It’s the hottest ticket in town.
Iowa State welcomes Kansas to Hilton Coliseum Monday night for a “Big Monday” showdown.
For students, having the “hottest ticket” doesn’t guarantee getting into the arena.
After two straight NCAA Tournament appearances, ISU student tickets are in high demand.
The athletic department sold 3,500 of those tickets this season. The problem is there are only 2,500 student seats available. That means some students will be left out during marquee match-ups.
Every college basketball program wants to play in front of a full house. So, two years ago, the athletic department began selling 1,000 more seats than are actually available.
Back then, only 60 percent of those students showed up at the games, but now, students wanting to experience Hilton Magic better arrive early.
By the time Matt Odland gets into Hilton Coliseum, he will have stood outside the building for nearly 48 hours.
“It shows who’s a real fan and who wants to be out here,” said Odland.
Students camping out for tickets is fairly new to Hilton and so is the phenomenon of students being turned away.
At the Iowa game, 300-500 students got a refund instead of a seat.
The same thing will happen Monday night against Kansas.
“We hope to fill every seat and I’m sure we will. Every student with an un-scanned ticket got a full refund for the Iowa game. We’ll do that for tonight’s game and future games as well,” said Chris Jorgensen, Senior Associate Athletic Director for the Iowa State athletic department.
Jorgensen says the athletics staff will re-evaluate the policy after this season and there are certainly some effective models to look at.
Basketball powerhouse North Carolina does a lottery for all conference games.
Students sign up for games they want to attend and are selected at random to get tickets a week prior to each game.
At Illinois, tickets are distributed through a priority system.
Senior students with a history of purchasing season tickets are more likely to get better seats than a first year student.
Of course, there may not be a need for change at all.
“The system they have now is fun. It’s something to do besides knowing you have an assigned seat,” said Jordan Hughes, a student.
If Hilton is rocking, why fix what isn’t broken?
“The policy overall has been very popular amongst our students,” said Jorgensen.
Jorgensen says he plans on meeting with the Duke and Kansas athletic staffs to see how they handle ticket distribution.
Of course, the Cyclones aren’t the only successful program in the state.

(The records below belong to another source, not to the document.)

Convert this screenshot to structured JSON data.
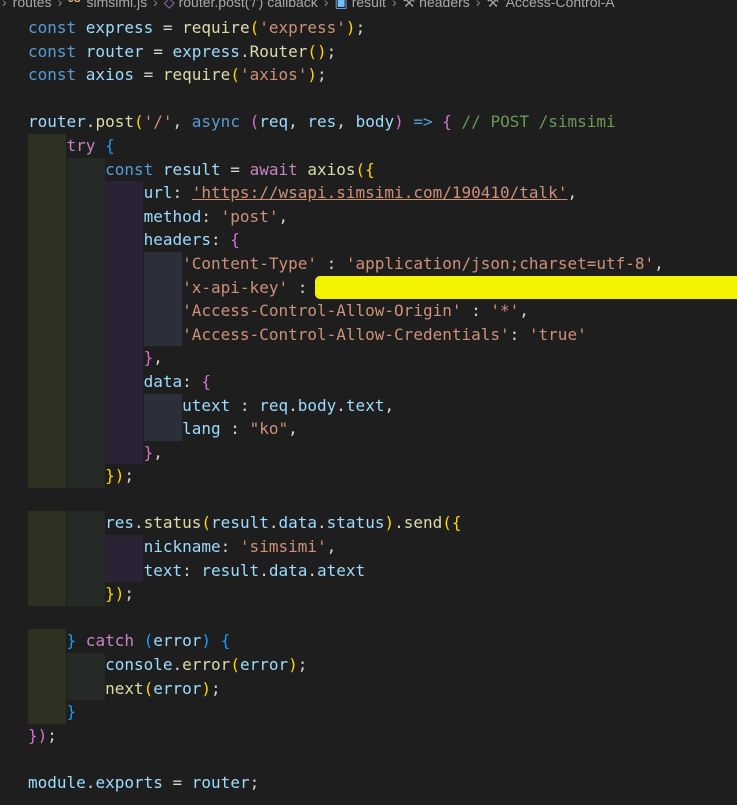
{
  "breadcrumb": {
    "items": [
      {
        "label": "routes",
        "icon": "none"
      },
      {
        "label": "simsimi.js",
        "icon": "js-file-icon"
      },
      {
        "label": "router.post('/') callback",
        "icon": "method-icon"
      },
      {
        "label": "result",
        "icon": "variable-icon"
      },
      {
        "label": "headers",
        "icon": "wrench-icon"
      },
      {
        "label": "'Access-Control-A",
        "icon": "wrench-icon"
      }
    ]
  },
  "code": {
    "lines": [
      [
        [
          "kw",
          "const "
        ],
        [
          "var",
          "express"
        ],
        [
          "pun",
          " = "
        ],
        [
          "fn",
          "require"
        ],
        [
          "b1",
          "("
        ],
        [
          "str",
          "'express'"
        ],
        [
          "b1",
          ")"
        ],
        [
          "pun",
          ";"
        ]
      ],
      [
        [
          "kw",
          "const "
        ],
        [
          "var",
          "router"
        ],
        [
          "pun",
          " = "
        ],
        [
          "var",
          "express"
        ],
        [
          "pun",
          "."
        ],
        [
          "fn",
          "Router"
        ],
        [
          "b1",
          "()"
        ],
        [
          "pun",
          ";"
        ]
      ],
      [
        [
          "kw",
          "const "
        ],
        [
          "var",
          "axios"
        ],
        [
          "pun",
          " = "
        ],
        [
          "fn",
          "require"
        ],
        [
          "b1",
          "("
        ],
        [
          "str",
          "'axios'"
        ],
        [
          "b1",
          ")"
        ],
        [
          "pun",
          ";"
        ]
      ],
      [],
      [
        [
          "var",
          "router"
        ],
        [
          "pun",
          "."
        ],
        [
          "fn",
          "post"
        ],
        [
          "b1",
          "("
        ],
        [
          "str",
          "'/'"
        ],
        [
          "pun",
          ", "
        ],
        [
          "kw",
          "async "
        ],
        [
          "b2",
          "("
        ],
        [
          "var",
          "req"
        ],
        [
          "pun",
          ", "
        ],
        [
          "var",
          "res"
        ],
        [
          "pun",
          ", "
        ],
        [
          "var",
          "body"
        ],
        [
          "b2",
          ")"
        ],
        [
          "kw",
          " => "
        ],
        [
          "b2",
          "{"
        ],
        [
          "com",
          " // POST /simsimi"
        ]
      ],
      [
        [
          "pun",
          "    "
        ],
        [
          "ctl",
          "try "
        ],
        [
          "b3",
          "{"
        ]
      ],
      [
        [
          "pun",
          "        "
        ],
        [
          "kw",
          "const "
        ],
        [
          "var",
          "result"
        ],
        [
          "pun",
          " = "
        ],
        [
          "ctl",
          "await "
        ],
        [
          "fn",
          "axios"
        ],
        [
          "b1",
          "({"
        ]
      ],
      [
        [
          "pun",
          "            "
        ],
        [
          "var",
          "url"
        ],
        [
          "pun",
          ": "
        ],
        [
          "url",
          "'https://wsapi.simsimi.com/190410/talk'"
        ],
        [
          "pun",
          ","
        ]
      ],
      [
        [
          "pun",
          "            "
        ],
        [
          "var",
          "method"
        ],
        [
          "pun",
          ": "
        ],
        [
          "str",
          "'post'"
        ],
        [
          "pun",
          ","
        ]
      ],
      [
        [
          "pun",
          "            "
        ],
        [
          "var",
          "headers"
        ],
        [
          "pun",
          ": "
        ],
        [
          "b2",
          "{"
        ]
      ],
      [
        [
          "pun",
          "                "
        ],
        [
          "str",
          "'Content-Type'"
        ],
        [
          "pun",
          " : "
        ],
        [
          "str",
          "'application/json;charset=utf-8'"
        ],
        [
          "pun",
          ","
        ]
      ],
      [
        [
          "pun",
          "                "
        ],
        [
          "str",
          "'x-api-key'"
        ],
        [
          "pun",
          " : "
        ],
        [
          "mark",
          "'K■■■■■■■■■■■■■■■■■■■■■■■■■■■■■■■■■■■■■■■■■'"
        ],
        [
          "pun",
          ","
        ]
      ],
      [
        [
          "pun",
          "                "
        ],
        [
          "str",
          "'Access-Control-Allow-Origin'"
        ],
        [
          "pun",
          " : "
        ],
        [
          "str",
          "'*'"
        ],
        [
          "pun",
          ","
        ]
      ],
      [
        [
          "pun",
          "                "
        ],
        [
          "str",
          "'Access-Control-Allow-Credentials'"
        ],
        [
          "pun",
          ": "
        ],
        [
          "str",
          "'true'"
        ]
      ],
      [
        [
          "pun",
          "            "
        ],
        [
          "b2",
          "}"
        ],
        [
          "pun",
          ","
        ]
      ],
      [
        [
          "pun",
          "            "
        ],
        [
          "var",
          "data"
        ],
        [
          "pun",
          ": "
        ],
        [
          "b2",
          "{"
        ]
      ],
      [
        [
          "pun",
          "                "
        ],
        [
          "var",
          "utext"
        ],
        [
          "pun",
          " : "
        ],
        [
          "var",
          "req"
        ],
        [
          "pun",
          "."
        ],
        [
          "var",
          "body"
        ],
        [
          "pun",
          "."
        ],
        [
          "var",
          "text"
        ],
        [
          "pun",
          ","
        ]
      ],
      [
        [
          "pun",
          "                "
        ],
        [
          "var",
          "lang"
        ],
        [
          "pun",
          " : "
        ],
        [
          "str",
          "\"ko\""
        ],
        [
          "pun",
          ","
        ]
      ],
      [
        [
          "pun",
          "            "
        ],
        [
          "b2",
          "}"
        ],
        [
          "pun",
          ","
        ]
      ],
      [
        [
          "pun",
          "        "
        ],
        [
          "b1",
          "})"
        ],
        [
          "pun",
          ";"
        ]
      ],
      [],
      [
        [
          "pun",
          "        "
        ],
        [
          "var",
          "res"
        ],
        [
          "pun",
          "."
        ],
        [
          "fn",
          "status"
        ],
        [
          "b1",
          "("
        ],
        [
          "var",
          "result"
        ],
        [
          "pun",
          "."
        ],
        [
          "var",
          "data"
        ],
        [
          "pun",
          "."
        ],
        [
          "var",
          "status"
        ],
        [
          "b1",
          ")"
        ],
        [
          "pun",
          "."
        ],
        [
          "fn",
          "send"
        ],
        [
          "b1",
          "({"
        ]
      ],
      [
        [
          "pun",
          "            "
        ],
        [
          "var",
          "nickname"
        ],
        [
          "pun",
          ": "
        ],
        [
          "str",
          "'simsimi'"
        ],
        [
          "pun",
          ","
        ]
      ],
      [
        [
          "pun",
          "            "
        ],
        [
          "var",
          "text"
        ],
        [
          "pun",
          ": "
        ],
        [
          "var",
          "result"
        ],
        [
          "pun",
          "."
        ],
        [
          "var",
          "data"
        ],
        [
          "pun",
          "."
        ],
        [
          "var",
          "atext"
        ]
      ],
      [
        [
          "pun",
          "        "
        ],
        [
          "b1",
          "})"
        ],
        [
          "pun",
          ";"
        ]
      ],
      [],
      [
        [
          "pun",
          "    "
        ],
        [
          "b3",
          "}"
        ],
        [
          "ctl",
          " catch "
        ],
        [
          "b3",
          "("
        ],
        [
          "var",
          "error"
        ],
        [
          "b3",
          ")"
        ],
        [
          "pun",
          " "
        ],
        [
          "b3",
          "{"
        ]
      ],
      [
        [
          "pun",
          "        "
        ],
        [
          "var",
          "console"
        ],
        [
          "pun",
          "."
        ],
        [
          "fn",
          "error"
        ],
        [
          "b1",
          "("
        ],
        [
          "var",
          "error"
        ],
        [
          "b1",
          ")"
        ],
        [
          "pun",
          ";"
        ]
      ],
      [
        [
          "pun",
          "        "
        ],
        [
          "fn",
          "next"
        ],
        [
          "b1",
          "("
        ],
        [
          "var",
          "error"
        ],
        [
          "b1",
          ")"
        ],
        [
          "pun",
          ";"
        ]
      ],
      [
        [
          "pun",
          "    "
        ],
        [
          "b3",
          "}"
        ]
      ],
      [
        [
          "b2",
          "})"
        ],
        [
          "pun",
          ";"
        ]
      ],
      [],
      [
        [
          "var",
          "module"
        ],
        [
          "pun",
          "."
        ],
        [
          "var",
          "exports"
        ],
        [
          "pun",
          " = "
        ],
        [
          "var",
          "router"
        ],
        [
          "pun",
          ";"
        ]
      ]
    ]
  },
  "colors": {
    "background": "#1e1e1e",
    "keyword": "#569cd6",
    "control": "#c586c0",
    "variable": "#9cdcfe",
    "function": "#dcdcaa",
    "string": "#ce9178",
    "comment": "#6a9955",
    "redaction_highlight": "#f4f400"
  }
}
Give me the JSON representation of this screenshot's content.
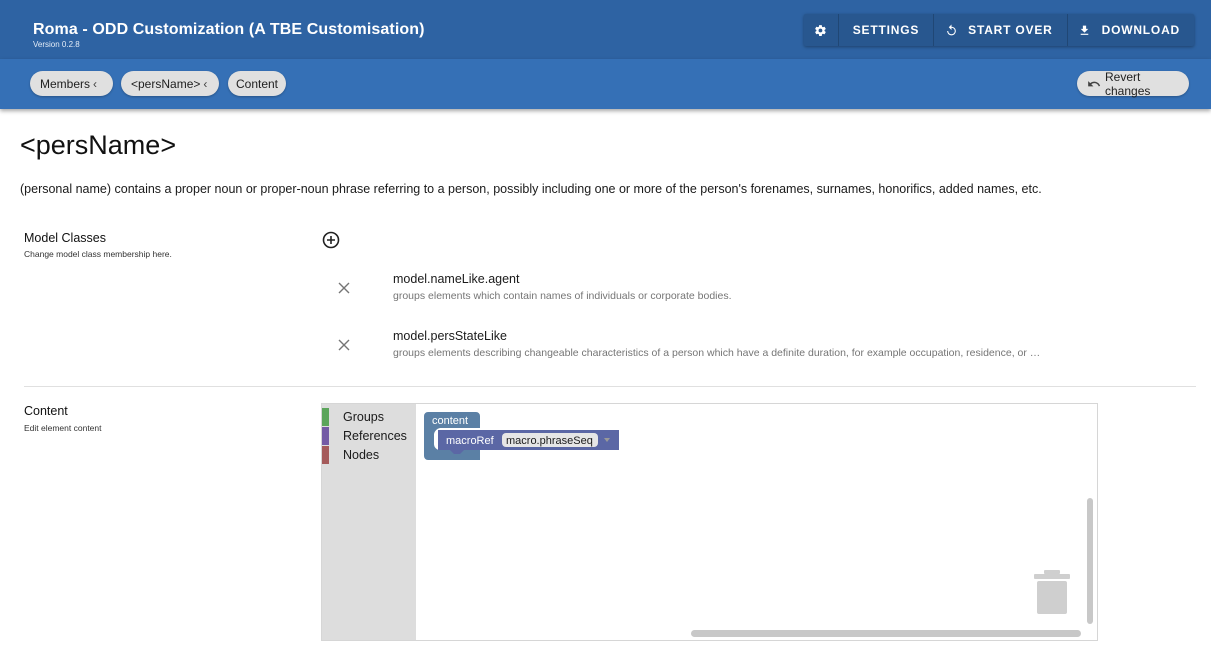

Hawkeyes tickets will be in high demand for match-ups against teams like Michigan State.
However, the Hawkeyes didn’t sell their entire student ticket allotment.
Left-over tickets were sold to the general public, and most conference games are sold out the rest of the season.